> What the task asks
If a line of the records holds the word "JSON", copy it out.
#####
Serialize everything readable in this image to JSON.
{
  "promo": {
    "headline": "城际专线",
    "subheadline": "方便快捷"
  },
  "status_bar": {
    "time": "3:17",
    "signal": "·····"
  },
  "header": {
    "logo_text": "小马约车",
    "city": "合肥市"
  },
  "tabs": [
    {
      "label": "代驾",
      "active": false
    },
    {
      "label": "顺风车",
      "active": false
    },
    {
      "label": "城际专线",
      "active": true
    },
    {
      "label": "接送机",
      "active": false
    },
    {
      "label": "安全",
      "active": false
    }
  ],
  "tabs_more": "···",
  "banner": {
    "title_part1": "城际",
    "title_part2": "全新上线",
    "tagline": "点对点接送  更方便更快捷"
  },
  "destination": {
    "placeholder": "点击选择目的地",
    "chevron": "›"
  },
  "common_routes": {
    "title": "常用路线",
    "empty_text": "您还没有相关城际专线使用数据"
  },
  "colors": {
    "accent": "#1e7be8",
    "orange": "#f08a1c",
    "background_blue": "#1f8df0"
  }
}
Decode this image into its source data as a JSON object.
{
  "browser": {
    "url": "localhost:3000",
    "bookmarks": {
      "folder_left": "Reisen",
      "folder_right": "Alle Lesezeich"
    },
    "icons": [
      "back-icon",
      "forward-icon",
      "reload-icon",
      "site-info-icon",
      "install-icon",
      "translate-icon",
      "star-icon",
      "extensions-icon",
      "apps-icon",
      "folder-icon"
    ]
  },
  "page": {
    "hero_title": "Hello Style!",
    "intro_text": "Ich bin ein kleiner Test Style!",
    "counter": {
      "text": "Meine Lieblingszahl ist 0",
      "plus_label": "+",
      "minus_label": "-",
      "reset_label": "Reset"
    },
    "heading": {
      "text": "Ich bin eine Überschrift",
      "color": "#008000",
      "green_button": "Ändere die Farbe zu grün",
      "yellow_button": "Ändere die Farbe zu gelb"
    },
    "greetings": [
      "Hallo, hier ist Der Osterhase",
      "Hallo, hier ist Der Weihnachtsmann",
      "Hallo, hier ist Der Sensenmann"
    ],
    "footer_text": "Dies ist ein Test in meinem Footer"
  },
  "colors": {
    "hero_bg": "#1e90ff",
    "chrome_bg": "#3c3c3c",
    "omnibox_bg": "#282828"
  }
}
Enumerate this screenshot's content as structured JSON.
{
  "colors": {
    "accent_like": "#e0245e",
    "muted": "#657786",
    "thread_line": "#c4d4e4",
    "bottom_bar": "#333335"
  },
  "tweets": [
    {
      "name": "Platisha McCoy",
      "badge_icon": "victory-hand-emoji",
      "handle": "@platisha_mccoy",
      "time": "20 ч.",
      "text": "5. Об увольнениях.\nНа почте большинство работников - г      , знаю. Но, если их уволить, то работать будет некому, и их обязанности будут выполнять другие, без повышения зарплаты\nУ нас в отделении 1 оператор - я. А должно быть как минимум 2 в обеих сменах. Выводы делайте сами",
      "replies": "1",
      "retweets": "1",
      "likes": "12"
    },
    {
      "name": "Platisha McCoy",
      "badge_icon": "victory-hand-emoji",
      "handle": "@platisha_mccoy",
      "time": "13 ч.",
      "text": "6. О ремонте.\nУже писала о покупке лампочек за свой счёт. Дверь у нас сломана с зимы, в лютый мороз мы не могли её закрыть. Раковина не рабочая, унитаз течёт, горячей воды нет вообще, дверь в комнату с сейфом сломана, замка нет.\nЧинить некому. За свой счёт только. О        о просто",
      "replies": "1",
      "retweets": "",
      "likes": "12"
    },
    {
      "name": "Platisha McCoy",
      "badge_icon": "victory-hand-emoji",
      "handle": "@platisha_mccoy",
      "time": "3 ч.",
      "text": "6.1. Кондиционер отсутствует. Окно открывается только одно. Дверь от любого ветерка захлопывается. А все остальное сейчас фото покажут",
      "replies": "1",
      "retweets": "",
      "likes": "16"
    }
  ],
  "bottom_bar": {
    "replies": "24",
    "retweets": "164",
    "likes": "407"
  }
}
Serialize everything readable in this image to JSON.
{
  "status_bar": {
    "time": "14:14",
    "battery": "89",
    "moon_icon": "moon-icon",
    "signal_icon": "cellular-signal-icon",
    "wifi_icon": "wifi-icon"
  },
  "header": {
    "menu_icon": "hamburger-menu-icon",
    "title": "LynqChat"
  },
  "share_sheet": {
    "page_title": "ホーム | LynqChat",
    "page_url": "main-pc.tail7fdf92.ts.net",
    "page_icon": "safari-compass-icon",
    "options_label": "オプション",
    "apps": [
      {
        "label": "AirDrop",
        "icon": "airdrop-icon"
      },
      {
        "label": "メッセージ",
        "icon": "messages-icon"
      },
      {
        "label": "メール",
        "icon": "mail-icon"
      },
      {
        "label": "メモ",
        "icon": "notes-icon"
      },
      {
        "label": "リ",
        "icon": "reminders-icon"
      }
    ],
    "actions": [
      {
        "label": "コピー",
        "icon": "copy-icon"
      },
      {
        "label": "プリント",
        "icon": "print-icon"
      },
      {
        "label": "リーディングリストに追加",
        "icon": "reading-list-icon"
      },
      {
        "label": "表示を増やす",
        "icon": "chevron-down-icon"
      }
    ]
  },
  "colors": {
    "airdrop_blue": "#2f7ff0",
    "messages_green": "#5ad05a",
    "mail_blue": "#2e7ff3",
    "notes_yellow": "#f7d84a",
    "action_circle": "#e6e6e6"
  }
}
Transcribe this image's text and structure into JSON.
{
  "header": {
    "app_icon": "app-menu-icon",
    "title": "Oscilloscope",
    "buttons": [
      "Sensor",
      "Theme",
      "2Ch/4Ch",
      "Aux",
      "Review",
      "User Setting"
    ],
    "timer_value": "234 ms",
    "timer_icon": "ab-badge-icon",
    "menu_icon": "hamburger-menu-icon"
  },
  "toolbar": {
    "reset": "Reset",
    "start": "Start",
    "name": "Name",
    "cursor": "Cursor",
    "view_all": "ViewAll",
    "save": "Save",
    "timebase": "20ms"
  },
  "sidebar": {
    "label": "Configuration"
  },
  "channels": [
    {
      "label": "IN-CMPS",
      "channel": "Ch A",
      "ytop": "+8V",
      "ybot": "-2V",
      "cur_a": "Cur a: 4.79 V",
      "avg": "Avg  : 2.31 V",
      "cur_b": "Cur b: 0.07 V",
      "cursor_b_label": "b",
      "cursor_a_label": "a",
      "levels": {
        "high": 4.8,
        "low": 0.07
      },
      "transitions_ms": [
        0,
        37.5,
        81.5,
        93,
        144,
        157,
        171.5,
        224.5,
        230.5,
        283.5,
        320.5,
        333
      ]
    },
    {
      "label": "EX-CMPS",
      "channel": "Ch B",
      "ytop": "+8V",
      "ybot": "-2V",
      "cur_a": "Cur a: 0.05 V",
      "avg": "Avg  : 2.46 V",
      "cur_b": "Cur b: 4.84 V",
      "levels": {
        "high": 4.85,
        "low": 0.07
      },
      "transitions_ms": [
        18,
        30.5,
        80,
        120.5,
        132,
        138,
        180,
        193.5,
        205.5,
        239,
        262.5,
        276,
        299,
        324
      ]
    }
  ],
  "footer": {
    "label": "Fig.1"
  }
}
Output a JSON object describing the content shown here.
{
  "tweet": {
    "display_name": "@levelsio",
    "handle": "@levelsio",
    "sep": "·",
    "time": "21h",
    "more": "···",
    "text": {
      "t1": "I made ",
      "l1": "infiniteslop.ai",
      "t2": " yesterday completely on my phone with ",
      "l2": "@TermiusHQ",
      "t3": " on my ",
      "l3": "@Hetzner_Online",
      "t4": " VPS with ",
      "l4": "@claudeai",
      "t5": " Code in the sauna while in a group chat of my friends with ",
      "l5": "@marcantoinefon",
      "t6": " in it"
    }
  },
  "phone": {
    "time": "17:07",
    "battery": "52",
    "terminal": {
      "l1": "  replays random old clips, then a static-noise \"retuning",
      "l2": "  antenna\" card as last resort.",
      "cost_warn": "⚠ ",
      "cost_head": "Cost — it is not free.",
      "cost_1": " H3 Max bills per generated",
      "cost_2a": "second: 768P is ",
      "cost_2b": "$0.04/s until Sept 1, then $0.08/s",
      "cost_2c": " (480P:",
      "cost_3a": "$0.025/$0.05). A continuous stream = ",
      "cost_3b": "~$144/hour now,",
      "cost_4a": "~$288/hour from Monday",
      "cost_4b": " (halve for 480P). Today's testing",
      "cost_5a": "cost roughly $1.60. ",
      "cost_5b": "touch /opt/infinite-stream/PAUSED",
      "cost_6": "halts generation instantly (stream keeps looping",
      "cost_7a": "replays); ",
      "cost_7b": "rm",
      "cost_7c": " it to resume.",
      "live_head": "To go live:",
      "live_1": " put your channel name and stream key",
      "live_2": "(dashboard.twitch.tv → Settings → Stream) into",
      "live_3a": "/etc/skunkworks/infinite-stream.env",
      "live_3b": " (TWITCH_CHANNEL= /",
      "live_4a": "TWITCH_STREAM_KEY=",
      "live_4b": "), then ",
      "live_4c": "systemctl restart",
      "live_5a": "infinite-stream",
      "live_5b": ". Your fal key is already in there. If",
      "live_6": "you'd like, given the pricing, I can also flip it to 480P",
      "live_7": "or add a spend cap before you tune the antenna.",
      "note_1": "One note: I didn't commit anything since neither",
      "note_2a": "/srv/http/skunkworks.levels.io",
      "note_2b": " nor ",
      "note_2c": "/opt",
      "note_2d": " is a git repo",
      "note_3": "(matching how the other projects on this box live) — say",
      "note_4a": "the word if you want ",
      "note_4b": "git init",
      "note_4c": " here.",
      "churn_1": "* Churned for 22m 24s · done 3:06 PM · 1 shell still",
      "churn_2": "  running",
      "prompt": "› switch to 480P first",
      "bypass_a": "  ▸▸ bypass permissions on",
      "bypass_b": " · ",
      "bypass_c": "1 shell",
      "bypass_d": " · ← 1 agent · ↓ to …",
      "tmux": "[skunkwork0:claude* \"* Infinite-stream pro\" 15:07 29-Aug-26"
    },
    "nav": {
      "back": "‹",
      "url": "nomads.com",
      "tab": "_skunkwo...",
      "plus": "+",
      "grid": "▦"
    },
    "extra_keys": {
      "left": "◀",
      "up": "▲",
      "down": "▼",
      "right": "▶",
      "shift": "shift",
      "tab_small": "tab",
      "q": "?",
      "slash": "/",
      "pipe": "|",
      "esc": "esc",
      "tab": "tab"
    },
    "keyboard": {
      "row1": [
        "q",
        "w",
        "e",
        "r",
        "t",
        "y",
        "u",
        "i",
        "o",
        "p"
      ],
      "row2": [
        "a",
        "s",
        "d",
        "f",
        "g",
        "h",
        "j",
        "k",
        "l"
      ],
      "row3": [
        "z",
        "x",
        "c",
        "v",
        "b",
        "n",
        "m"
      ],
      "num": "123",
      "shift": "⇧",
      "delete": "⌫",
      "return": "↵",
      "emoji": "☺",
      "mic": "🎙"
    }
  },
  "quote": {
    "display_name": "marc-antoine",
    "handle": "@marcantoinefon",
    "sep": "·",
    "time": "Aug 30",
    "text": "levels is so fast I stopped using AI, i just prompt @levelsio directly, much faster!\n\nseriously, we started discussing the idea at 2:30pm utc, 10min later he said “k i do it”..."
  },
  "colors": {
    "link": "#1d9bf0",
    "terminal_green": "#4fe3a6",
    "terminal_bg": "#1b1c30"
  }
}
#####
> Exercise output
Serialize everything readable in this image to JSON.
Decode this image into its source data as a JSON object.
Enumerate this screenshot's content as structured JSON.
Serialize everything readable in this image to JSON.
Transcribe this image's text and structure into JSON.
Output a JSON object describing the content shown here.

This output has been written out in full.